Editor’s Note: The grading system used here is similar to the 10-point scale used in SDSU courses.
One of the miracles of capitalism is how it allows a market for almost anything. Paradoxically, one of the horrors of capitalism is how it allows a market for almost anything.
For example, there is a consistent market for “Fifty Shades of Grey” movies.
The final film in the trilogy has everything: plot points that don’t go anywhere, unintentional laughs and a couple with as much chemistry as two stale pieces of toast.
The film starts with the couple getting married and going on a honeymoon that’s straight out of a cheap music video.
If you thought the previous two films were boring while the couple was dating, domestic married life is far worse. Ana (Dakota Johnson) and Christian (Jamie Dornan) argue over Ana’s job and the prospect of parenthood. Apparently, the sex was so good they never thought to talk about these things before they got hitched.
But more hijinks happen when Ana’s stalker from the previous film makes an appearance.

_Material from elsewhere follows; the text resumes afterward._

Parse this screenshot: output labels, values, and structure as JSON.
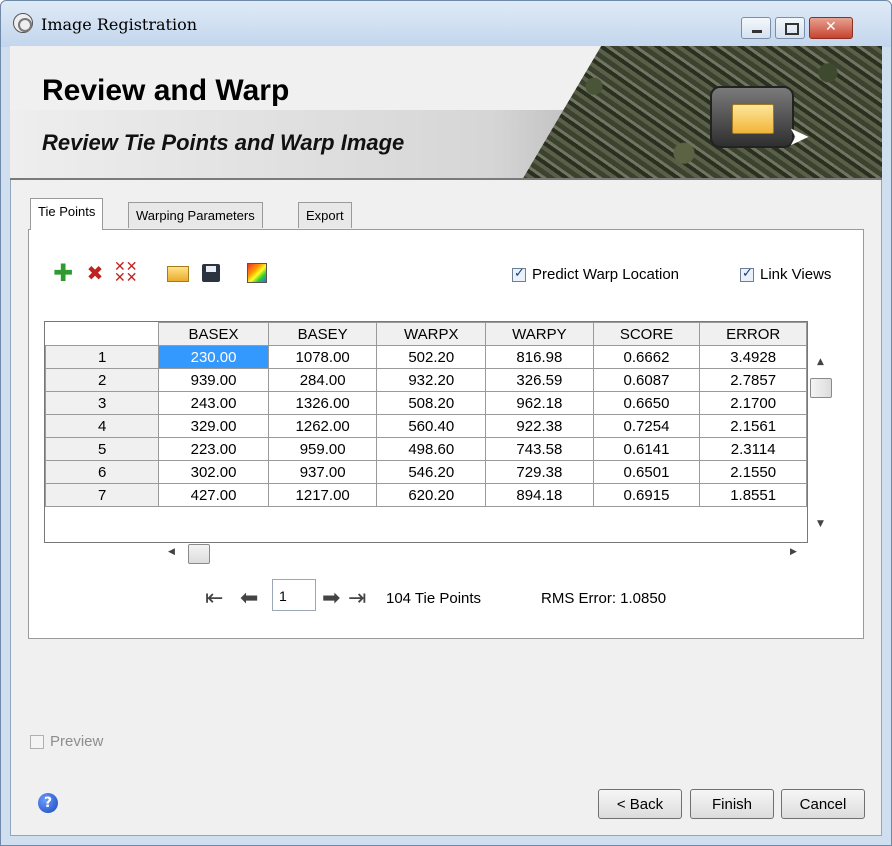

But Ana’s biggest adversary continues to be Christian, as he begins acting even more territorial when she’s around other men, managing how much she drinks and so on, ad nauseam.
I know they’re not a conventional couple, but the kind of control Christian has over Ana is just wrong.
But the real question for this film: how are the sex scenes? I would suppose you’d need a criterion for what qualifies a good sex scene to answer such a question, which I don’t have. I review films, not porn.
What I can say is the sex scenes are extremely sensual and, to a fan of the books and Christian’s V-line, they’ll probably satisfy. But, if you’re going to watch just for the sex, you might as well try Pornhub. You’ll find better plotlines there.
But no matter what you think, you have to respect the books’ and films’ ability to meet an audience – even if it is crap.
If you do see this film, please don’t take it seriously and, for the love of God, don’t model your own relationship after these two problematic nut jobs.
Ian Lack is a reporter at The Collegian and can be reached at